Elements Named After Places

Many chemical elements are named after places.
Many chemical elements are named after places. Examples of elements named for countries include americium (America), francium (France), germanium (Germany), nihonium (Japan or Nihon), and polonium (Poland).

Here is an alphabetical list of chemical elements named after places (element toponyms). The places include countries, regions, states, cities, laboratories, and mythical lands. A separate list covers elements named after planets and other astronomical objects.

  • Americium – Named after America or the Americas
  • Berkelium – Named after the University of California at Berkeley
  • Beryllium – Named for the mineral beryl, which makes it indirectly named for Belur, India
  • Californium – Named for the State of California and University of California at Berkeley
  • Copper – Probably named for Cyprus, an island country in the eastern Mediterranean
  • Darmstadtium – Element named after Darmstadt, Germany, which is home to the GSI Helmholtz Centre for Heavy Ion Research
  • Dubnium – Named after Dubna, Russia, which is home to the Joint Institute for Nuclear Research
  • Erbium – Named for Ytterby, a town in Sweden
  • Europium – Named after Europe
  • Francium – Element named after France
  • Gallium – Named for Gallia, which is Latin for France. Also named for Lecoq de Boisbaudran, the element’s discoverer (Lecoq in Latin is gallus)
  • Germanium – Named after Germany
  • Hafnium – Named for Hafnia, Latin for Copenhagen
  • Hassium – Named for Hesse, Germany
  • Holmium – Named after Holmia, Latin for Stockholm
  • Indium – Named for the indigo line in its spectrum, which makes it indirectly named for India
  • Livermorium – Named for the Lawrence Livermore National Laboratory
  • Lutetium – Named for Lutecia, an ancient name for Paris
  • Magnesium – Named for the Magnesia prefecture in Thessaly, Greece
  • Manganese – Named for the Magnesia prefecture in Thessaly, Greece
  • Moscovium – Named for Moscow Oblast, Russia
  • Nihonium – Element named for Japan (Nihon)
  • Polonium – Element named after Poland
  • Rhenium – Named for Rhenus, which is Latin for the Rhine, a German province
  • Ruthenium – Named for Ruthenia, Latin for Russia
  • Scandium – Named after Scandia, Latin for Scandinavia
  • Strontium – Named for Strontian, a town in Scotland
  • Tennessine – Element named for Tennessee, home to Oak Ridge National Laboratory
  • Terbium – Named after Ytterby, Sweden
  • Thulium – Named for Thule, a mythical island in the far north (perhaps in Scandinavia)
  • Ytterbium – Named after Ytterby, Sweden
  • Yttrium – Named for Ytterby, Sweden

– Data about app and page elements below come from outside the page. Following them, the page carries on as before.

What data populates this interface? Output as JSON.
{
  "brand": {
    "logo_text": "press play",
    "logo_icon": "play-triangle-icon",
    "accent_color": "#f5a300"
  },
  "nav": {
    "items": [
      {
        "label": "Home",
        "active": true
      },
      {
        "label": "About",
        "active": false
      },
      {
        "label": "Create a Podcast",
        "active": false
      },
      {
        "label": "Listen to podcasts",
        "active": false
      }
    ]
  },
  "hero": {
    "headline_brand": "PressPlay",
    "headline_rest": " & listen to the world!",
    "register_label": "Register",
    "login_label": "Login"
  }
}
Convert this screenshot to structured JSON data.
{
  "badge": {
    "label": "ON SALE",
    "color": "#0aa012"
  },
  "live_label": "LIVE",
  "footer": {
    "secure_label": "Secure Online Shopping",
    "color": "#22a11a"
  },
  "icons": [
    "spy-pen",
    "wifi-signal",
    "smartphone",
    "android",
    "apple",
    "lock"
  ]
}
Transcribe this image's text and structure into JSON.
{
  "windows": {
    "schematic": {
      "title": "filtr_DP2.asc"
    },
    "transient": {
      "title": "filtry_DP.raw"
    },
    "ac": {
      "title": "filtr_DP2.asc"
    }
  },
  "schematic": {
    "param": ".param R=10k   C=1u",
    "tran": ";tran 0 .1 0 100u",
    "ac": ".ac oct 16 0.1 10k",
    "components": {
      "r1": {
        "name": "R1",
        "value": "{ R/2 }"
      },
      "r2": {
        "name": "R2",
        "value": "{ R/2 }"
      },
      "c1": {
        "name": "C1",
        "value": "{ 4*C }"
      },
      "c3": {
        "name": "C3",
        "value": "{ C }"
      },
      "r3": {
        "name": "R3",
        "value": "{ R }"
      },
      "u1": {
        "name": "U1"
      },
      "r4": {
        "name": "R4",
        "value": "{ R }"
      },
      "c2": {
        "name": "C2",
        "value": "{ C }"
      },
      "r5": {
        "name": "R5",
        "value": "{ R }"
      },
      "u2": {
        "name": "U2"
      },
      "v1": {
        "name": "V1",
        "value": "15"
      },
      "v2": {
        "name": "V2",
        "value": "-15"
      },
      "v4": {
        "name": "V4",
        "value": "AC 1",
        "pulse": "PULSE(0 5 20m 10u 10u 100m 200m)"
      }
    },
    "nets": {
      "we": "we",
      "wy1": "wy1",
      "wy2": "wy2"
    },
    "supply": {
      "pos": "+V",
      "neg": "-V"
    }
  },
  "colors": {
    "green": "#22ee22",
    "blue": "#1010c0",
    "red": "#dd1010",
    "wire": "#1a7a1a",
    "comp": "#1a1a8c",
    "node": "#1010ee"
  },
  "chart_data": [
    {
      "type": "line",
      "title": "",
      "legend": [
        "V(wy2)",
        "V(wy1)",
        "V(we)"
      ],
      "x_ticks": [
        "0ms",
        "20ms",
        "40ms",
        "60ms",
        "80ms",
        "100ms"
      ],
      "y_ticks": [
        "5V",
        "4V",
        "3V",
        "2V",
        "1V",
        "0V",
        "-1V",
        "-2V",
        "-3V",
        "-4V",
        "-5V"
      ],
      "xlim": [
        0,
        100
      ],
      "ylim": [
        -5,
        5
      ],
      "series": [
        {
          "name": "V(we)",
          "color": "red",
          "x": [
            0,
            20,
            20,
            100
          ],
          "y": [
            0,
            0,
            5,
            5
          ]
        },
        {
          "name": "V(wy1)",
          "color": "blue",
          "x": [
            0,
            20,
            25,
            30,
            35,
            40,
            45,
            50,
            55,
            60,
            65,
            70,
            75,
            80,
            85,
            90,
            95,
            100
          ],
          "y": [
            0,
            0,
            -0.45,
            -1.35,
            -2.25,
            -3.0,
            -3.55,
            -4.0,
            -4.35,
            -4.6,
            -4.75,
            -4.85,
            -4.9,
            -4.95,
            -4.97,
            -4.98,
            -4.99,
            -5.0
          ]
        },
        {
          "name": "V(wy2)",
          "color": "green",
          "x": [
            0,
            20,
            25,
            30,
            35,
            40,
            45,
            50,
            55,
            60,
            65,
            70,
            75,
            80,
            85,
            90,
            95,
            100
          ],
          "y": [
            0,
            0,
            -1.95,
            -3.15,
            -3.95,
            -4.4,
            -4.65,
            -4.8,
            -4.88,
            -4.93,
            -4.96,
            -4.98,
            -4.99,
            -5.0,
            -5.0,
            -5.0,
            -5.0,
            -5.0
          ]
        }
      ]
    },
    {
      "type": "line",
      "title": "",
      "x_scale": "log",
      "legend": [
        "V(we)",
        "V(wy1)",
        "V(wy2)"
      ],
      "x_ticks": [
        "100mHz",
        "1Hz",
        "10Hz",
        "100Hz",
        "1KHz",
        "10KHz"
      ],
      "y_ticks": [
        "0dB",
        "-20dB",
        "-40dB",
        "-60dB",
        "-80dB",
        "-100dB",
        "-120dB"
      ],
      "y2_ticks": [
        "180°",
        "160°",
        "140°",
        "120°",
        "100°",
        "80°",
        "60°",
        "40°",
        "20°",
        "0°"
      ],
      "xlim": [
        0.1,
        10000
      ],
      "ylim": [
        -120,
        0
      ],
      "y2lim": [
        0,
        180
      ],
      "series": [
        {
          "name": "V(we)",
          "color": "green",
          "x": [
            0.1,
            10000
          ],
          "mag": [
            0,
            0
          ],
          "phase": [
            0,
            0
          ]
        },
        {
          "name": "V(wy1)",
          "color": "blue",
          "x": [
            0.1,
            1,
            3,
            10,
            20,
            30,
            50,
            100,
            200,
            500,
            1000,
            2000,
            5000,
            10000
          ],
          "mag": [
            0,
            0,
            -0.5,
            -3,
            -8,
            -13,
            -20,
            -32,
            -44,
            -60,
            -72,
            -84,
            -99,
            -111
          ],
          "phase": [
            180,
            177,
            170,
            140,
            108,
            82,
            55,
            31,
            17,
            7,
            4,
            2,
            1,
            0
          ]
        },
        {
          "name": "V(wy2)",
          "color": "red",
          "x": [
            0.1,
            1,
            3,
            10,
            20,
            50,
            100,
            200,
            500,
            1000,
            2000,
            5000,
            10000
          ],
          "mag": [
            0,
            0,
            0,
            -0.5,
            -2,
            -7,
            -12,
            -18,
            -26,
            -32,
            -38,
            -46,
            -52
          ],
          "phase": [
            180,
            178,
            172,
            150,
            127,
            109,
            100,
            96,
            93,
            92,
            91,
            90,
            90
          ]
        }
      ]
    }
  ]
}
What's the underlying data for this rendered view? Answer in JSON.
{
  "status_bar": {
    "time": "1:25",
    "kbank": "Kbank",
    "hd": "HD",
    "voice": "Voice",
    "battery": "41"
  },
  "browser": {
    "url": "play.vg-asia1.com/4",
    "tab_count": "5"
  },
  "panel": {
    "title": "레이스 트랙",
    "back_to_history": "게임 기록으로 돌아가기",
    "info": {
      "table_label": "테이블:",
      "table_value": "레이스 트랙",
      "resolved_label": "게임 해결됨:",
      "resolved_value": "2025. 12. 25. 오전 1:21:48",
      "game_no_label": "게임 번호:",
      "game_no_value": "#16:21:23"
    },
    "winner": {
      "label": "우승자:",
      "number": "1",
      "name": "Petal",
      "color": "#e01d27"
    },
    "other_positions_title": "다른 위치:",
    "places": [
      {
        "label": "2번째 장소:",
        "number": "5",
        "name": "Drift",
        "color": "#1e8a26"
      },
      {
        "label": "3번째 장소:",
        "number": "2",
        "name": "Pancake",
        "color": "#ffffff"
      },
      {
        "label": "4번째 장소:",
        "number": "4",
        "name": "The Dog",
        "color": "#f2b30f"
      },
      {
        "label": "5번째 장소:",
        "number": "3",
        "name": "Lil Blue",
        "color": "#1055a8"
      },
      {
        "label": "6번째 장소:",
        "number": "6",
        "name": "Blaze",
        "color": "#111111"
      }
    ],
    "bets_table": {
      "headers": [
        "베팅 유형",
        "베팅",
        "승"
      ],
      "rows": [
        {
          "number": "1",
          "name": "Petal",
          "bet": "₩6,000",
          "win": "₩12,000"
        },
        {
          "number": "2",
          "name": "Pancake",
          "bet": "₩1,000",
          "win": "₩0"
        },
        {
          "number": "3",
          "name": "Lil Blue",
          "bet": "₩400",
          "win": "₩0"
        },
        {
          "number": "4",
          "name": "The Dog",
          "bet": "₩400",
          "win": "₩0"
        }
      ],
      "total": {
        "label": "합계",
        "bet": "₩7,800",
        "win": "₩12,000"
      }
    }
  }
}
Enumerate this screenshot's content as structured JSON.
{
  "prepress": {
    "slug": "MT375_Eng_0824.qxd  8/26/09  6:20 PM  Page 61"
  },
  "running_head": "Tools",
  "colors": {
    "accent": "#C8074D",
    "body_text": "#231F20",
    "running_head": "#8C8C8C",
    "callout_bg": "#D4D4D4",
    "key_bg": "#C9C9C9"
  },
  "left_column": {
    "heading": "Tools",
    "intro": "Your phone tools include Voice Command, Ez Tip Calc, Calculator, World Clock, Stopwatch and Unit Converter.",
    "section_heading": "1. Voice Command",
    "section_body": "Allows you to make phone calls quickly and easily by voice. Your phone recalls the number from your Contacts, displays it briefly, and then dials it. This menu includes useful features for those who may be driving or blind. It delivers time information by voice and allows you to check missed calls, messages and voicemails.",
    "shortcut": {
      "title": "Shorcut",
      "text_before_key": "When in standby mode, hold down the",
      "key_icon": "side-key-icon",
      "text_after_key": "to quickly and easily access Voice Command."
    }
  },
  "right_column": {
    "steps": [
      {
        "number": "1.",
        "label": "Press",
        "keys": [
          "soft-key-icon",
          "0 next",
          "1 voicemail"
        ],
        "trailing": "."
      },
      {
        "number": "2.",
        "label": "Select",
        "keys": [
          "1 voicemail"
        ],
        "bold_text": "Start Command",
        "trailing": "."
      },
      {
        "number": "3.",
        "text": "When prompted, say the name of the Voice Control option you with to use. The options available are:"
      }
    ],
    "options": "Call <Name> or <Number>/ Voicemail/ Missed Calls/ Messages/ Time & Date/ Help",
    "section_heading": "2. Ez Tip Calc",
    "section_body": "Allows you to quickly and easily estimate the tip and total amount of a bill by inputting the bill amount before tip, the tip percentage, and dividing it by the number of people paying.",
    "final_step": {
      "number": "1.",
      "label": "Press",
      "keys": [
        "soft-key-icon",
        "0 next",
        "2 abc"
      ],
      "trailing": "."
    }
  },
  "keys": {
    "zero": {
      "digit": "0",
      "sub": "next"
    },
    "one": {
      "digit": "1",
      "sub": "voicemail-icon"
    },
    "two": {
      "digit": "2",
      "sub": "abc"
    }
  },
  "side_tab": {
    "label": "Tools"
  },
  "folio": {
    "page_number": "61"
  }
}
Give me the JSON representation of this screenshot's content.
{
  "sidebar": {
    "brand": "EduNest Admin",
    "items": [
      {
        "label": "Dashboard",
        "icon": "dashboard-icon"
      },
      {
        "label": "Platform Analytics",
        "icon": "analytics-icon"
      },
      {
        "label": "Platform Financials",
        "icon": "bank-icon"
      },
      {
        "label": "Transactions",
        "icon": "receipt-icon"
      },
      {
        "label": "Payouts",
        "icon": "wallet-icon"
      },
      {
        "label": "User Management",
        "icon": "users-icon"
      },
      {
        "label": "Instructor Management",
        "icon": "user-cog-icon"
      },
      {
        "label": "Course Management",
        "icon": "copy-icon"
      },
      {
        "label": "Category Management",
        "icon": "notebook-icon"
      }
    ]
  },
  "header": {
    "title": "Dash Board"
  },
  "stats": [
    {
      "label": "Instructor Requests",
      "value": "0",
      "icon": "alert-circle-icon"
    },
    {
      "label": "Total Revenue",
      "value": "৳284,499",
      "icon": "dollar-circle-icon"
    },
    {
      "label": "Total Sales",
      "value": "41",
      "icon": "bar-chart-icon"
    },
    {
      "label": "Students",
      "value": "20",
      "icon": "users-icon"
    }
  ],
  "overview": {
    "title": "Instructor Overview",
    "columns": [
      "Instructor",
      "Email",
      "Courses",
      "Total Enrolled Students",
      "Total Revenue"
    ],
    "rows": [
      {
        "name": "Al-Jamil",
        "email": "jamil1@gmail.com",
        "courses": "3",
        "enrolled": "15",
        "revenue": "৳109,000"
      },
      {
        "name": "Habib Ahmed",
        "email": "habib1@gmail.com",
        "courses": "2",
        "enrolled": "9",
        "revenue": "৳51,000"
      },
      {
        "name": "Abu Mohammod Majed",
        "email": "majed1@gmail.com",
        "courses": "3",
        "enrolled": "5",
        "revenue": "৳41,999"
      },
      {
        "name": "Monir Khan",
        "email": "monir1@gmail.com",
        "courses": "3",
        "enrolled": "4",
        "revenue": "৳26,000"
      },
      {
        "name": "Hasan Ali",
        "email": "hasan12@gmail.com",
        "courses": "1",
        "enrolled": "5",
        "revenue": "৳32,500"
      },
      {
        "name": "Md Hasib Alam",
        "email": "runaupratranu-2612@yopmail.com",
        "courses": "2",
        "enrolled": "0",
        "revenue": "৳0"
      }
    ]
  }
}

Note four elements are named for Ytterby, Sweden. This region was the source of the ore used to isolate the elements yttrium, terbium, erbium, and ytterbium.

Elements Named for Planets and Astronomical Objects

Planets and astronomical objects are places, but these element names might also refer to the gods and goddesses associated with the names. There are nine elements named for planets, moons, and other celestial objects.

  • Cerium – Ceres, the first discovered asteroid or dwarf planet.
  • Helium – Helios, the Greek name for the Sun
  • Mercury – Mercury, a planet.
  • Neptunium – Neptune, a blue planet.
  • Palladium – Pallas, the second asteroid to be discovered.
  • Plutonium – Pluto, a dwarf planet.
  • Selenium – Selene, the Greek name for the Moon.
  • Tellurium – Tellus, the Latin name for the Earth.
  • Uranium – Uranus, a planet.